Source data

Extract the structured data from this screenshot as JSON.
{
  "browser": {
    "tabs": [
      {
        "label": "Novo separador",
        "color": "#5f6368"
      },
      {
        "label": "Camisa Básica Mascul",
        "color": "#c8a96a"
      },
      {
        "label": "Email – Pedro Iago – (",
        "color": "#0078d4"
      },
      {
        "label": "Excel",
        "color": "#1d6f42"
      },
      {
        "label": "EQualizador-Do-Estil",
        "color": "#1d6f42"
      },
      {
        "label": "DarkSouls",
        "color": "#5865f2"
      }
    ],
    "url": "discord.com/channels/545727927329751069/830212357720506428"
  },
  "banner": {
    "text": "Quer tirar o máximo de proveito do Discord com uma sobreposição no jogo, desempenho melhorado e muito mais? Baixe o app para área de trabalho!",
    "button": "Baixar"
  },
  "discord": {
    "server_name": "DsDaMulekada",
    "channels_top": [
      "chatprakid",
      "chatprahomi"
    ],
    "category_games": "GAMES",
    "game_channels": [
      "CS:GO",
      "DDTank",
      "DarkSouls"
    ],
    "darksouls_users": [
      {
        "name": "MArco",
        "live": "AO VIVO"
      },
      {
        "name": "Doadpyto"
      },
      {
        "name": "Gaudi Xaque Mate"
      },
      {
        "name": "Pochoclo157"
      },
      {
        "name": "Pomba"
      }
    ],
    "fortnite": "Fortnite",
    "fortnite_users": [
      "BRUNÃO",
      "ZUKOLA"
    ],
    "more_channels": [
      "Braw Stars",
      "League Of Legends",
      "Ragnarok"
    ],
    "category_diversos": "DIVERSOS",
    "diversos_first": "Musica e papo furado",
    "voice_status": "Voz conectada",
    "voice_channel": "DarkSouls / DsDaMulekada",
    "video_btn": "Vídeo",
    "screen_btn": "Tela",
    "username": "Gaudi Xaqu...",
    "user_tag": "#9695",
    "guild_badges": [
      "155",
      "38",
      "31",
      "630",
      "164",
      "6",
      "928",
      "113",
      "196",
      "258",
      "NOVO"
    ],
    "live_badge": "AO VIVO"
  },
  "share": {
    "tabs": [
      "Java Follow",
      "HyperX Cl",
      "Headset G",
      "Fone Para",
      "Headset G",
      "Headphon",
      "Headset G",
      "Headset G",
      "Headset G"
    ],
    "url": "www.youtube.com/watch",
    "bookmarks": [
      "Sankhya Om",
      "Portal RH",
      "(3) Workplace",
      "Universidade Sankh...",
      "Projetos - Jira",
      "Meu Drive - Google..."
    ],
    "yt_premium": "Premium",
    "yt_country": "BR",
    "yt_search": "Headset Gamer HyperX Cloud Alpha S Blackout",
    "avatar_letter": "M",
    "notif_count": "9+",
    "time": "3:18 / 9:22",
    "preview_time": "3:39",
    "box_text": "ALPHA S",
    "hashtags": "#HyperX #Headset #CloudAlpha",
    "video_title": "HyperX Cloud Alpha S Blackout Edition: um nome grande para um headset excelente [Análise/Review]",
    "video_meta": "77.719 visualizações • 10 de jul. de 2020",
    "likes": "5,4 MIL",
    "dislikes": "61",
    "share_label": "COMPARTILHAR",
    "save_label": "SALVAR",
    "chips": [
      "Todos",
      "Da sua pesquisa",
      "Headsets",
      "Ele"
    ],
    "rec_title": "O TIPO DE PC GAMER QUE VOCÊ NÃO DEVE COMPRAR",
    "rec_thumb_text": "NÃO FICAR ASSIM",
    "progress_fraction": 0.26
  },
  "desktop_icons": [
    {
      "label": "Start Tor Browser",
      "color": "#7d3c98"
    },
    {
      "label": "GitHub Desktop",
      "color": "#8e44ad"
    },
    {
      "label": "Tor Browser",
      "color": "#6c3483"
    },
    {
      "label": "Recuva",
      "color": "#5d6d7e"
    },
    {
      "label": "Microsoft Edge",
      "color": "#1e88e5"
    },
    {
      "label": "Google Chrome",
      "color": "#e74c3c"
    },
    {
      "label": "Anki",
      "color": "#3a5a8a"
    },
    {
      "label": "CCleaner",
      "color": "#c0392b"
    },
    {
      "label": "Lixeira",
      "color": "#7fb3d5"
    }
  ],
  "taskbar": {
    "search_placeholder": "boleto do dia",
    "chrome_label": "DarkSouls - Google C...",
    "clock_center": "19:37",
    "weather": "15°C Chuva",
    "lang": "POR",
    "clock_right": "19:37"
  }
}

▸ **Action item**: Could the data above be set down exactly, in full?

▸ **Task answer**:
Extract the structured data from this screenshot as JSON.
{
  "browser": {
    "tabs": [
      {
        "label": "Novo separador",
        "color": "#5f6368"
      },
      {
        "label": "Camisa Básica Mascul",
        "color": "#c8a96a"
      },
      {
        "label": "Email – Pedro Iago – (",
        "color": "#0078d4"
      },
      {
        "label": "Excel",
        "color": "#1d6f42"
      },
      {
        "label": "EQualizador-Do-Estil",
        "color": "#1d6f42"
      },
      {
        "label": "DarkSouls",
        "color": "#5865f2"
      }
    ],
    "url": "discord.com/channels/545727927329751069/830212357720506428"
  },
  "banner": {
    "text": "Quer tirar o máximo de proveito do Discord com uma sobreposição no jogo, desempenho melhorado e muito mais? Baixe o app para área de trabalho!",
    "button": "Baixar"
  },
  "discord": {
    "server_name": "DsDaMulekada",
    "channels_top": [
      "chatprakid",
      "chatprahomi"
    ],
    "category_games": "GAMES",
    "game_channels": [
      "CS:GO",
      "DDTank",
      "DarkSouls"
    ],
    "darksouls_users": [
      {
        "name": "MArco",
        "live": "AO VIVO"
      },
      {
        "name": "Doadpyto"
      },
      {
        "name": "Gaudi Xaque Mate"
      },
      {
        "name": "Pochoclo157"
      },
      {
        "name": "Pomba"
      }
    ],
    "fortnite": "Fortnite",
    "fortnite_users": [
      "BRUNÃO",
      "ZUKOLA"
    ],
    "more_channels": [
      "Braw Stars",
      "League Of Legends",
      "Ragnarok"
    ],
    "category_diversos": "DIVERSOS",
    "diversos_first": "Musica e papo furado",
    "voice_status": "Voz conectada",
    "voice_channel": "DarkSouls / DsDaMulekada",
    "video_btn": "Vídeo",
    "screen_btn": "Tela",
    "username": "Gaudi Xaqu...",
    "user_tag": "#9695",
    "guild_badges": [
      "155",
      "38",
      "31",
      "630",
      "164",
      "6",
      "928",
      "113",
      "196",
      "258",
      "NOVO"
    ],
    "live_badge": "AO VIVO"
  },
  "share": {
    "tabs": [
      "Java Follow",
      "HyperX Cl",
      "Headset G",
      "Fone Para",
      "Headset G",
      "Headphon",
      "Headset G",
      "Headset G",
      "Headset G"
    ],
    "url": "www.youtube.com/watch",
    "bookmarks": [
      "Sankhya Om",
      "Portal RH",
      "(3) Workplace",
      "Universidade Sankh...",
      "Projetos - Jira",
      "Meu Drive - Google..."
    ],
    "yt_premium": "Premium",
    "yt_country": "BR",
    "yt_search": "Headset Gamer HyperX Cloud Alpha S Blackout",
    "avatar_letter": "M",
    "notif_count": "9+",
    "time": "3:18 / 9:22",
    "preview_time": "3:39",
    "box_text": "ALPHA S",
    "hashtags": "#HyperX #Headset #CloudAlpha",
    "video_title": "HyperX Cloud Alpha S Blackout Edition: um nome grande para um headset excelente [Análise/Review]",
    "video_meta": "77.719 visualizações • 10 de jul. de 2020",
    "likes": "5,4 MIL",
    "dislikes": "61",
    "share_label": "COMPARTILHAR",
    "save_label": "SALVAR",
    "chips": [
      "Todos",
      "Da sua pesquisa",
      "Headsets",
      "Ele"
    ],
    "rec_title": "O TIPO DE PC GAMER QUE VOCÊ NÃO DEVE COMPRAR",
    "rec_thumb_text": "NÃO FICAR ASSIM",
    "progress_fraction": 0.26
  },
  "desktop_icons": [
    {
      "label": "Start Tor Browser",
      "color": "#7d3c98"
    },
    {
      "label": "GitHub Desktop",
      "color": "#8e44ad"
    },
    {
      "label": "Tor Browser",
      "color": "#6c3483"
    },
    {
      "label": "Recuva",
      "color": "#5d6d7e"
    },
    {
      "label": "Microsoft Edge",
      "color": "#1e88e5"
    },
    {
      "label": "Google Chrome",
      "color": "#e74c3c"
    },
    {
      "label": "Anki",
      "color": "#3a5a8a"
    },
    {
      "label": "CCleaner",
      "color": "#c0392b"
    },
    {
      "label": "Lixeira",
      "color": "#7fb3d5"
    }
  ],
  "taskbar": {
    "search_placeholder": "boleto do dia",
    "chrome_label": "DarkSouls - Google C...",
    "clock_center": "19:37",
    "weather": "15°C Chuva",
    "lang": "POR",
    "clock_right": "19:37"
  }
}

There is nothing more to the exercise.